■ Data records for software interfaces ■
'''
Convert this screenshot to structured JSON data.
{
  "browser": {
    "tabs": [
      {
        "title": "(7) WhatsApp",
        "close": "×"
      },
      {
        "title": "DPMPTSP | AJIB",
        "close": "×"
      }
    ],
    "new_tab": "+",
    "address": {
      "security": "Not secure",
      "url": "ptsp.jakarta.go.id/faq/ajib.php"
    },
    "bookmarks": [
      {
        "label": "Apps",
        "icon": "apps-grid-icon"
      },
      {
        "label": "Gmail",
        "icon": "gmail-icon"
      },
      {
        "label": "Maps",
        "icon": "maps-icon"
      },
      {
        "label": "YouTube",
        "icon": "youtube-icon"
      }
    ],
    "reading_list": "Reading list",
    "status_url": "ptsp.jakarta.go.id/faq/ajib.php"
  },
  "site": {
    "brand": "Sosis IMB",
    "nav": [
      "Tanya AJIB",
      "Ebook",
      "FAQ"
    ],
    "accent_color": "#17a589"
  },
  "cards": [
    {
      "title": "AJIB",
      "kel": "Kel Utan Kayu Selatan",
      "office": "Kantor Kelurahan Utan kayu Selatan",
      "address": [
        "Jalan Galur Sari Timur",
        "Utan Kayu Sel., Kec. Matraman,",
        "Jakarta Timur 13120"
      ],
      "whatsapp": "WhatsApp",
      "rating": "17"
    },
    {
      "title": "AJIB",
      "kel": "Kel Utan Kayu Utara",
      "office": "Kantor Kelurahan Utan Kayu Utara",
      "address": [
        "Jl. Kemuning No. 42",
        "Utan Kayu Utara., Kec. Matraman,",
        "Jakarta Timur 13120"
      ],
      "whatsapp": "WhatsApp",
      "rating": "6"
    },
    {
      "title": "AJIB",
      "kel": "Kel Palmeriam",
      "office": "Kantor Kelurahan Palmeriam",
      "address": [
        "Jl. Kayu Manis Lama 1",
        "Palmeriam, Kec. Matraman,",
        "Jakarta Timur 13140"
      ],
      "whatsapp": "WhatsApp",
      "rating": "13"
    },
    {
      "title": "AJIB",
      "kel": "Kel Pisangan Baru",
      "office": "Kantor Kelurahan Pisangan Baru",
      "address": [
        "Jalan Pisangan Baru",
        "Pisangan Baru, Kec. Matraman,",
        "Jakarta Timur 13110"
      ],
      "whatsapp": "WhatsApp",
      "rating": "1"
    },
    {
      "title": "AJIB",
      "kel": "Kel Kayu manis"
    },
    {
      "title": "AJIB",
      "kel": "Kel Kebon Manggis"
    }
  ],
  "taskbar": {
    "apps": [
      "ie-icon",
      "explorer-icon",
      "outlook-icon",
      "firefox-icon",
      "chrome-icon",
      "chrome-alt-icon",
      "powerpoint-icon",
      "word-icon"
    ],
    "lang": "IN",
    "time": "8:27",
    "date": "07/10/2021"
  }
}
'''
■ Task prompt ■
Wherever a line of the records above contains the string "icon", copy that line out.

■ Output ■
        "icon": "apps-grid-icon"
        "icon": "gmail-icon"
        "icon": "maps-icon"
        "icon": "youtube-icon"
      "ie-icon",
      "explorer-icon",
      "outlook-icon",
      "firefox-icon",
      "chrome-icon",
      "chrome-alt-icon",
      "powerpoint-icon",
      "word-icon"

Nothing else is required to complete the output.